Data records for software interfaces:
+--
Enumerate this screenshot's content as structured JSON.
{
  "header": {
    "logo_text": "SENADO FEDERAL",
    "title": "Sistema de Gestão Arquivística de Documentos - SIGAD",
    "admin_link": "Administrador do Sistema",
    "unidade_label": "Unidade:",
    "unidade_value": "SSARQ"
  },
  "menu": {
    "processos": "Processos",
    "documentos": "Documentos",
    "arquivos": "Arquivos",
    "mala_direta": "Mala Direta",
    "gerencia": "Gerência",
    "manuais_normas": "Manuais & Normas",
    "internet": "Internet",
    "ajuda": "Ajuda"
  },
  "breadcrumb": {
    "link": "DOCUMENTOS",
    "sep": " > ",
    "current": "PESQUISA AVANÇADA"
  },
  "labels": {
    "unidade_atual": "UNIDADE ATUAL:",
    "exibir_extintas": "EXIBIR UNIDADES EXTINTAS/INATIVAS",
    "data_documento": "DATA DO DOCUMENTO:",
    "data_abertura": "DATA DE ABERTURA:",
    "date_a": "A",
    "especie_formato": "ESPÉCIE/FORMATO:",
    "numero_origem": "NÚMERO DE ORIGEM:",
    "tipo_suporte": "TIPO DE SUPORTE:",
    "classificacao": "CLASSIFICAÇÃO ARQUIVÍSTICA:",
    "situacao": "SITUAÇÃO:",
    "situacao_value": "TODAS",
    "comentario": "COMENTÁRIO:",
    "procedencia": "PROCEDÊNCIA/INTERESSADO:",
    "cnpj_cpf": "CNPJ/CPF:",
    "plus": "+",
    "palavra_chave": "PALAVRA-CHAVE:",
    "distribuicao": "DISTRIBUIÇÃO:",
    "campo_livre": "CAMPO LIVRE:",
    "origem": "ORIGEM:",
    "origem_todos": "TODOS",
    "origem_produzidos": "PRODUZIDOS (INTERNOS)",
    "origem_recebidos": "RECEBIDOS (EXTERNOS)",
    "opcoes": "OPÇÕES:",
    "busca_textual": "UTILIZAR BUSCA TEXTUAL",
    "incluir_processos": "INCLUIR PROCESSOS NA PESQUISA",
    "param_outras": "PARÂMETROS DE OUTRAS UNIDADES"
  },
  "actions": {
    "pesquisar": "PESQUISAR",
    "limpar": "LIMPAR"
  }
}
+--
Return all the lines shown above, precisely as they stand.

Enumerate this screenshot's content as structured JSON.
{
  "header": {
    "logo_text": "SENADO FEDERAL",
    "title": "Sistema de Gestão Arquivística de Documentos - SIGAD",
    "admin_link": "Administrador do Sistema",
    "unidade_label": "Unidade:",
    "unidade_value": "SSARQ"
  },
  "menu": {
    "processos": "Processos",
    "documentos": "Documentos",
    "arquivos": "Arquivos",
    "mala_direta": "Mala Direta",
    "gerencia": "Gerência",
    "manuais_normas": "Manuais & Normas",
    "internet": "Internet",
    "ajuda": "Ajuda"
  },
  "breadcrumb": {
    "link": "DOCUMENTOS",
    "sep": " > ",
    "current": "PESQUISA AVANÇADA"
  },
  "labels": {
    "unidade_atual": "UNIDADE ATUAL:",
    "exibir_extintas": "EXIBIR UNIDADES EXTINTAS/INATIVAS",
    "data_documento": "DATA DO DOCUMENTO:",
    "data_abertura": "DATA DE ABERTURA:",
    "date_a": "A",
    "especie_formato": "ESPÉCIE/FORMATO:",
    "numero_origem": "NÚMERO DE ORIGEM:",
    "tipo_suporte": "TIPO DE SUPORTE:",
    "classificacao": "CLASSIFICAÇÃO ARQUIVÍSTICA:",
    "situacao": "SITUAÇÃO:",
    "situacao_value": "TODAS",
    "comentario": "COMENTÁRIO:",
    "procedencia": "PROCEDÊNCIA/INTERESSADO:",
    "cnpj_cpf": "CNPJ/CPF:",
    "plus": "+",
    "palavra_chave": "PALAVRA-CHAVE:",
    "distribuicao": "DISTRIBUIÇÃO:",
    "campo_livre": "CAMPO LIVRE:",
    "origem": "ORIGEM:",
    "origem_todos": "TODOS",
    "origem_produzidos": "PRODUZIDOS (INTERNOS)",
    "origem_recebidos": "RECEBIDOS (EXTERNOS)",
    "opcoes": "OPÇÕES:",
    "busca_textual": "UTILIZAR BUSCA TEXTUAL",
    "incluir_processos": "INCLUIR PROCESSOS NA PESQUISA",
    "param_outras": "PARÂMETROS DE OUTRAS UNIDADES"
  },
  "actions": {
    "pesquisar": "PESQUISAR",
    "limpar": "LIMPAR"
  }
}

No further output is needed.